### WHAT TO PRODUCE
Go through the material line by line and copy each one with the word "this".

### ENTRIES PROVIDED

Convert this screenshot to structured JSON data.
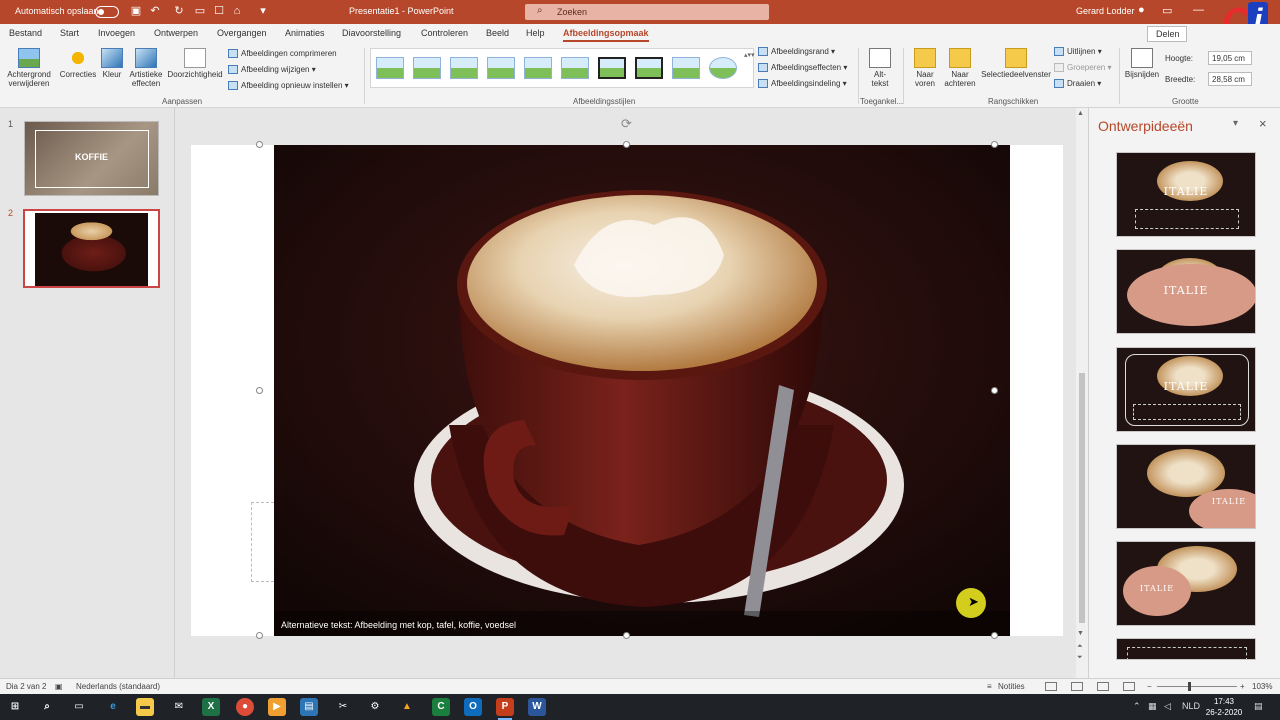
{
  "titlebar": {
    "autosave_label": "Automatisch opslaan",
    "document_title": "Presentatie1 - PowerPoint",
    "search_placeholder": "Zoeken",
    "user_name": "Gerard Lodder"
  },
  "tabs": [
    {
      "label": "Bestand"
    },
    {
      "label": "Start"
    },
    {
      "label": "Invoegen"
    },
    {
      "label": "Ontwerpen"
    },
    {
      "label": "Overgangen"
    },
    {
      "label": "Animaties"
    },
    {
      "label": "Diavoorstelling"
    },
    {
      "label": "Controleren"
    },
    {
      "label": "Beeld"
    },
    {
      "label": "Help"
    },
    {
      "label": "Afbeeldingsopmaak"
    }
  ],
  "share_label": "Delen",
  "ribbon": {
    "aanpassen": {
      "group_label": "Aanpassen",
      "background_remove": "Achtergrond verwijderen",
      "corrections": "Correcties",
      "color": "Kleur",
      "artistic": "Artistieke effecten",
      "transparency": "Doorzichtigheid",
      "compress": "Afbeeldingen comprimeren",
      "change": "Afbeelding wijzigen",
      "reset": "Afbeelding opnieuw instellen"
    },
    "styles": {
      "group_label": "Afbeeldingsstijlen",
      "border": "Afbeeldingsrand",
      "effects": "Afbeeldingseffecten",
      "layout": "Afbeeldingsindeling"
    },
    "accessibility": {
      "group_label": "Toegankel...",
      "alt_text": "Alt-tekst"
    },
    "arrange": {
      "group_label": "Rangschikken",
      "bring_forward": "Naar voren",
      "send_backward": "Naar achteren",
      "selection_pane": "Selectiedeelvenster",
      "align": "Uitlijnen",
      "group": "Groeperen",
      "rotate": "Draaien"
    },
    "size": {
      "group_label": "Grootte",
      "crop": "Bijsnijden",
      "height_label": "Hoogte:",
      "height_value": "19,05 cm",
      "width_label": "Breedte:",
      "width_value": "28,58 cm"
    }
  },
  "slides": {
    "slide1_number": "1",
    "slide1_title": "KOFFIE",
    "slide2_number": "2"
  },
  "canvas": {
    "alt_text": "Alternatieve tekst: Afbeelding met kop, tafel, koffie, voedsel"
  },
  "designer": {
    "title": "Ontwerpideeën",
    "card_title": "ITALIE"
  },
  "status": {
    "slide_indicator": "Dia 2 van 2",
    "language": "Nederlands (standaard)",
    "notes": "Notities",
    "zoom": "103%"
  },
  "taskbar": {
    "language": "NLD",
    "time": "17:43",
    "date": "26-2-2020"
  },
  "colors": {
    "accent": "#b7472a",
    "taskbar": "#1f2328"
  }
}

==

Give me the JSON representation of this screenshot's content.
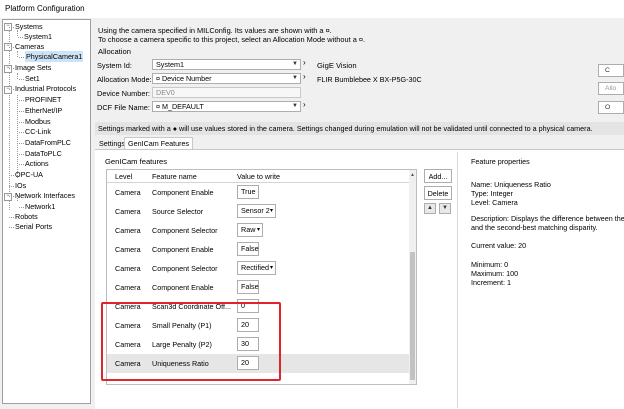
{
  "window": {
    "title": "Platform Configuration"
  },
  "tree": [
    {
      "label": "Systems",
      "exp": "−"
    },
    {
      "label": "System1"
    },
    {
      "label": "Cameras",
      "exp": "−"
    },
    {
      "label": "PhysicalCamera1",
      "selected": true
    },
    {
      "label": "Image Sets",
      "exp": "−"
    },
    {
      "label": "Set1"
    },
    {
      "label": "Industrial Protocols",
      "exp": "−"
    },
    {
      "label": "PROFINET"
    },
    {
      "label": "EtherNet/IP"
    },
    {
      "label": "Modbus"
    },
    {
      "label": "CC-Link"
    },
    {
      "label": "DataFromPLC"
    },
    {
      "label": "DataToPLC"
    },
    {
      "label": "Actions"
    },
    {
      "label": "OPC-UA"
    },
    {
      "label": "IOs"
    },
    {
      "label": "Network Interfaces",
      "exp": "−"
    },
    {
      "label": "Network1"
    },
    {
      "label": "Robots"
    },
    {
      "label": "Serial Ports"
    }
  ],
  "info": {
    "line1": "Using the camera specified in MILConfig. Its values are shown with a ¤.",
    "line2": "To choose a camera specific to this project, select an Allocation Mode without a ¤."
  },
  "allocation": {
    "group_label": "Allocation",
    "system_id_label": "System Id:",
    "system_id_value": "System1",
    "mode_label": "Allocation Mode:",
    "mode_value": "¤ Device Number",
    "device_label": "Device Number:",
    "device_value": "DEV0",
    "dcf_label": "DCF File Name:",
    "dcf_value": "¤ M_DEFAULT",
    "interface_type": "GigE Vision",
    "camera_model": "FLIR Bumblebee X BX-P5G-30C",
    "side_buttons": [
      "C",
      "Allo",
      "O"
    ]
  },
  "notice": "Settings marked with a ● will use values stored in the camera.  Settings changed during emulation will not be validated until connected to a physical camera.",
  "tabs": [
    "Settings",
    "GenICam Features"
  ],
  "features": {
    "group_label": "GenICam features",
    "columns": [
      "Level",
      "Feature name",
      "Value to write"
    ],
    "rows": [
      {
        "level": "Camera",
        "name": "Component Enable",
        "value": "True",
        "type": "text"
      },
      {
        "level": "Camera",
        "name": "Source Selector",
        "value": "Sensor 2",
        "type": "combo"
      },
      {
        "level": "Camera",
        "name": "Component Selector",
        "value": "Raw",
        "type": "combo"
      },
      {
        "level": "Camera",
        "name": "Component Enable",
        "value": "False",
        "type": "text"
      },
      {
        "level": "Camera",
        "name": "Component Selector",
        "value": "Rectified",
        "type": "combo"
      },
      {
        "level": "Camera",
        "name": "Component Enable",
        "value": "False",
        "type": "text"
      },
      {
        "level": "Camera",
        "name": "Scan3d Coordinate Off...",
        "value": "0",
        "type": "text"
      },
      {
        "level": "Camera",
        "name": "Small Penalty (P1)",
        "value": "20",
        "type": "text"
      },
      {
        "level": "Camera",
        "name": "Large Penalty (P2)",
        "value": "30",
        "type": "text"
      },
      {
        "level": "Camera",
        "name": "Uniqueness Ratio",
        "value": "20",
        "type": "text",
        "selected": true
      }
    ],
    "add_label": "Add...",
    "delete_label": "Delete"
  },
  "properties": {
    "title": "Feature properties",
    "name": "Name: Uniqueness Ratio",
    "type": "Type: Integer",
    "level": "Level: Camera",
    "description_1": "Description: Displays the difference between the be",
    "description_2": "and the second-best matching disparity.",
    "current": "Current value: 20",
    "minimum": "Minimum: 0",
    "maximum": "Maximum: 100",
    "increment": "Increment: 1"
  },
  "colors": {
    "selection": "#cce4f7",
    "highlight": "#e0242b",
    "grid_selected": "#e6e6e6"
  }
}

### ANSWER BOX
Convert this screenshot to structured JSON data.
Give me the JSON representation of this screenshot's content.
    "line2": "To choose a camera specific to this project, select an Allocation Mode without a ¤."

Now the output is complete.